-- Work order --
List every line below containing "watermark".

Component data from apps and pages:
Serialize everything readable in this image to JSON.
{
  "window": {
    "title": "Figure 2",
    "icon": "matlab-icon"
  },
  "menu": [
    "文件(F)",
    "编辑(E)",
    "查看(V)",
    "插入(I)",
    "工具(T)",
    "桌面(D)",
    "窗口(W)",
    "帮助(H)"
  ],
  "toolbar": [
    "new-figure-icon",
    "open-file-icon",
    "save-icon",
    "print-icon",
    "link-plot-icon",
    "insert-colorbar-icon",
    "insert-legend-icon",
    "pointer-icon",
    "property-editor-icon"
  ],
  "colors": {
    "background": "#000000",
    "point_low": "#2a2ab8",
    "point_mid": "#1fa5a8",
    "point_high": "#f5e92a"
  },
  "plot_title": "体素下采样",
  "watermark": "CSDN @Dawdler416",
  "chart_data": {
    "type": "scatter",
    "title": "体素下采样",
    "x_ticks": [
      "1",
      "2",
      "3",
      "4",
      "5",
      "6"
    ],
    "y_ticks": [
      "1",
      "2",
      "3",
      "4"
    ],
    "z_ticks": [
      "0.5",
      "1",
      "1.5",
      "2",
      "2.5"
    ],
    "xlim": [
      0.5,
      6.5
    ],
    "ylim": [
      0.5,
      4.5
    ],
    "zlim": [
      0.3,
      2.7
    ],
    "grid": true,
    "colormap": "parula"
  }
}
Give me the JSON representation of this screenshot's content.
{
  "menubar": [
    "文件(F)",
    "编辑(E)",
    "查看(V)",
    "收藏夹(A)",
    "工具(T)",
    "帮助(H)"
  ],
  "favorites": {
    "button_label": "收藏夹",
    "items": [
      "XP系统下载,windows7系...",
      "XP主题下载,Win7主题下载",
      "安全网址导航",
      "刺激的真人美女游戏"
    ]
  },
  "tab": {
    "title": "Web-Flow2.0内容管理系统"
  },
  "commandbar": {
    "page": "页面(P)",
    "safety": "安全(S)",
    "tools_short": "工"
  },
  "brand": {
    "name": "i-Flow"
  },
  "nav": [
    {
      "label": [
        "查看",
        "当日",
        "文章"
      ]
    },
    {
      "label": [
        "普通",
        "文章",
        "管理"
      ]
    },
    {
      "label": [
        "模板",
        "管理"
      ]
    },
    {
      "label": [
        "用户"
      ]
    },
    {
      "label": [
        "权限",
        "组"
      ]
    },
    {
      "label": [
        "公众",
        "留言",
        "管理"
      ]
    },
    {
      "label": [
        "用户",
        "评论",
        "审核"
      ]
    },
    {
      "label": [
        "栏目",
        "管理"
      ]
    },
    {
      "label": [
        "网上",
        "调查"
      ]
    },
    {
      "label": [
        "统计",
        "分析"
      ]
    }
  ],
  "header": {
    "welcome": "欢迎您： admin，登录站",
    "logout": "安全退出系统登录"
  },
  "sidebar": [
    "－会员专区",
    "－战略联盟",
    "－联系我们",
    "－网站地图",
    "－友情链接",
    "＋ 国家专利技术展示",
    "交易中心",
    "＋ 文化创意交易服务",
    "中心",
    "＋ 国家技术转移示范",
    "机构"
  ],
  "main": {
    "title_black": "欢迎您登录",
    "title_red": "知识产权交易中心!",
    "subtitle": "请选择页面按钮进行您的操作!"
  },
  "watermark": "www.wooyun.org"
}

-- Response to the task --
  "watermark": "CSDN @Dawdler416",
  "watermark": "www.wooyun.org"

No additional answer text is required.